The Russian Embassy to the U.S. officially commented Wednesday on the case of Yury Martyshev, a Russian who was reportedly arrested in Latvia and extradited to the U.S. for allegedly illegally gaining access to the private financial information of bank card holders, according to reports by The Moscow Times and the state-run TASS Russian News Agency. The embassy said it had provided Martyshev with "necessary consular assistance" and had contacted the suspect via telephone at a prison in Alexandria, Virginia. The embassy also stated it had requested to visit Martyshev as soon as possible, denouncing his arrest as a breach of bilateral cooperation on crime.
"We consider this arrest as another case of kidnapping of a Russian citizen by the U.S. authorities in violation of the current bilateral agreement on mutual legal assistance in criminal matters as of 1999. The Embassy demands from the American side unconditional observance of the legitimate rights and interests of the Russian citizen," the embassy wrote in a Facebook post.

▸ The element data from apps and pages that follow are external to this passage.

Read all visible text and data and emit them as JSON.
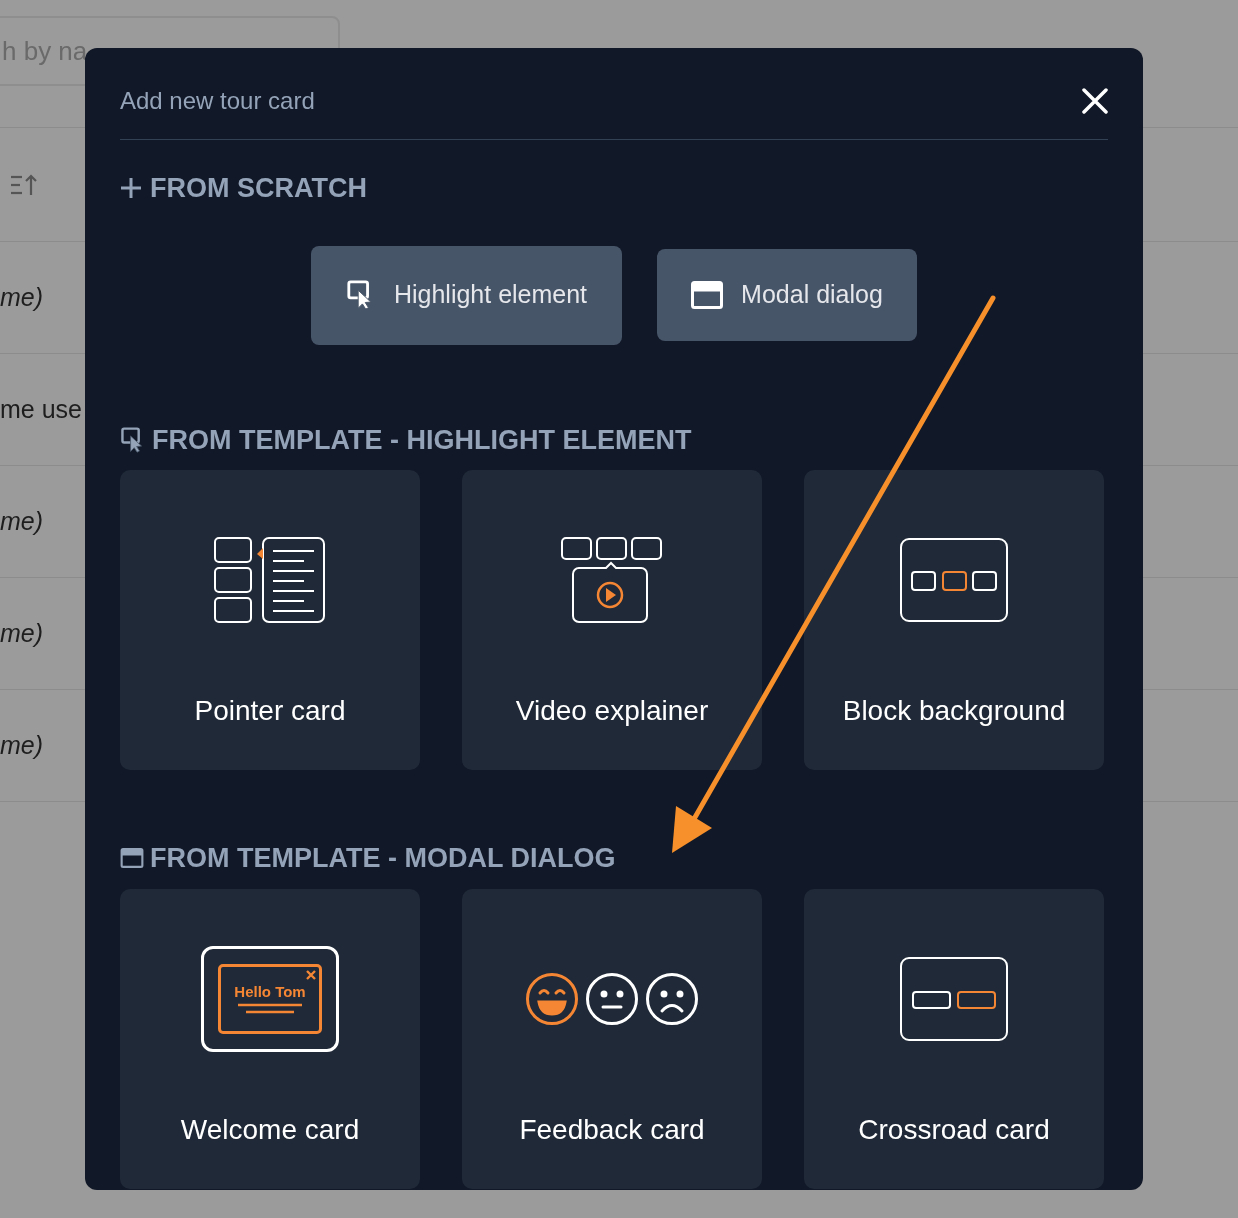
{
  "background": {
    "search": {
      "value": "h by na"
    },
    "rows": [
      {
        "text": "me)",
        "italic": true
      },
      {
        "text": "me use",
        "italic": false
      },
      {
        "text": "me)",
        "italic": true
      },
      {
        "text": "me)",
        "italic": true
      },
      {
        "text": "me)",
        "italic": true
      }
    ]
  },
  "modal": {
    "title": "Add new tour card",
    "scratch": {
      "heading": "FROM SCRATCH",
      "buttons": [
        {
          "label": "Highlight element",
          "kind": "highlight"
        },
        {
          "label": "Modal dialog",
          "kind": "modal"
        }
      ]
    },
    "sections": [
      {
        "heading": "FROM TEMPLATE - HIGHLIGHT ELEMENT",
        "kind": "highlight",
        "cards": [
          {
            "label": "Pointer card",
            "kind": "pointer"
          },
          {
            "label": "Video explainer",
            "kind": "video"
          },
          {
            "label": "Block background",
            "kind": "block"
          }
        ]
      },
      {
        "heading": "FROM TEMPLATE - MODAL DIALOG",
        "kind": "modal",
        "cards": [
          {
            "label": "Welcome card",
            "kind": "welcome",
            "illustration_text": "Hello Tom"
          },
          {
            "label": "Feedback card",
            "kind": "feedback"
          },
          {
            "label": "Crossroad card",
            "kind": "crossroad"
          }
        ]
      }
    ]
  }
}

The embassy's remarks come amid a highly politicized dispute between Moscow and Washington over international policy and accusations that Russia interfered in the 2016 U.S. presidential election. After pledging to restore U.S.-Russia ties that were damaged during the administration of President Barack Obama, President Donald Trump and Russian President Vladimir Putin—former political allies—had a falling out in April over their differing stances on the conflict in Syria. Trump has since expressed stronger support of the Western military alliance NATO and of Ukraine, both of which accuse Russia of pursuing aggressive policies in Europe. Russia denies this, and has fortified its positions in Europe and the Middle East both politically and militarily.
In the final weeks of the Obama administration, Russia's diplomatic assets in the U.S. were brought into the mounting political feud between the countries. In December, the U.S. seized Russian diplomatic properties in Maryland and Long Island and expelled 35 diplomats after intelligence reports suggested Moscow had sponsored hacks intended to influence the presidential race in favor of Trump. More than six months later, Putin's foreign affairs adviser, Yuri Ushakov, said Monday that, despite his government showing "unusual flexibility," Moscow "has its limits" and would "take retaliatory measures" if Trump did not reverse his predecessor's decision, according to the Associated Press.

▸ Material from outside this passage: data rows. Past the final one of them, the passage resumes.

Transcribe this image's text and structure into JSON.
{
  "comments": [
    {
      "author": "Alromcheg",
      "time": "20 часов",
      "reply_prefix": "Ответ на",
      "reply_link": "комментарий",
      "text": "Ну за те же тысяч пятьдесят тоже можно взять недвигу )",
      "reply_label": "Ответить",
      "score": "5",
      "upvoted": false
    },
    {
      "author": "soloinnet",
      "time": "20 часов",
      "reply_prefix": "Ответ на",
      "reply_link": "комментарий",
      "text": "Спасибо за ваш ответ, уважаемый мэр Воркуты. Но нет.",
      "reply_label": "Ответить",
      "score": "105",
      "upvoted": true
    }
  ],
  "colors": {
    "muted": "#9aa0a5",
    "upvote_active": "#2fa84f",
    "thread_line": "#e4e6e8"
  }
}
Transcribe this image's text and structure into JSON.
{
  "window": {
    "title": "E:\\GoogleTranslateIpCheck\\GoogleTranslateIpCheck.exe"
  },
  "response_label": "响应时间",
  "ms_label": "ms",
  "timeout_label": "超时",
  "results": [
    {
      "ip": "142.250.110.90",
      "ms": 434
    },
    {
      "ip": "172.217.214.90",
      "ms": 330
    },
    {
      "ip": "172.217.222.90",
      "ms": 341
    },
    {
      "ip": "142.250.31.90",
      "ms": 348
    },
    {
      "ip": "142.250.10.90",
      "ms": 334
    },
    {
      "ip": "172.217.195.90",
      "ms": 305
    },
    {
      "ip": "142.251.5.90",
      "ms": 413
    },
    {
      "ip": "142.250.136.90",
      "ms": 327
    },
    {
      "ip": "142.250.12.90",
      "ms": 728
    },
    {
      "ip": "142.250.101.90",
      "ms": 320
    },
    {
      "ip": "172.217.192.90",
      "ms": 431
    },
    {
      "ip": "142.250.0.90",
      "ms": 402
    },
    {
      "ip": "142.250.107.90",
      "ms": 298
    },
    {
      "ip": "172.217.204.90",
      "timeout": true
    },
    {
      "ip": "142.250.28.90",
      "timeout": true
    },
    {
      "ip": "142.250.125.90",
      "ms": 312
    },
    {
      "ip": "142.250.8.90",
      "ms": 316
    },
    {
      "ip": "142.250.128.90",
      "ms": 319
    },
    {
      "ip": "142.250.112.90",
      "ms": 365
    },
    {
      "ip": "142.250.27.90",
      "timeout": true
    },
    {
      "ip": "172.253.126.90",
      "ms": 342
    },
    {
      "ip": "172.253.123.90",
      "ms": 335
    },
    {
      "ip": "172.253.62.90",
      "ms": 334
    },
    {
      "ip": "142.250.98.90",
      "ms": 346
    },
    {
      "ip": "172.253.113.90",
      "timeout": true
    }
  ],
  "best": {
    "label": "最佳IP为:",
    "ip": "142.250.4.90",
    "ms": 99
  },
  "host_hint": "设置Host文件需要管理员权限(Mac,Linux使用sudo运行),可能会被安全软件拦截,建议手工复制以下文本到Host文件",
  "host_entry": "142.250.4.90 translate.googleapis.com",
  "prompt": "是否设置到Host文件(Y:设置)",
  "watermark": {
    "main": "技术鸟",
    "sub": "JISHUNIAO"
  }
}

Russia has long criticized the U.S. for what it calls "the unacceptable practice of ‘hunting’ for Russian citizens around the world," according to a travel warning posted in February by the Russian Foreign Ministry. The statement urged Russians to exercise caution when traveling in foreign countries where the U.S. was thought to have strong influence, and it cited 30 incidents of authorities detaining or arresting Russian citizens at the behest of the U.S. In April, Spanish authorities arrested Peter Levashov, a Russian national accused of hacking, in his hotel room in Barcelona at the request of U.S. authorities.
The latest diplomatic spat involving the Russian embassy comes just ahead of Trump and Putin's first meeting, set to take place Friday at the G-20 summit in Hamburg, Germany. The leaders are expected to face off over Syria and Ukraine, among other issues, and address their pledges to improve relations between the two nations.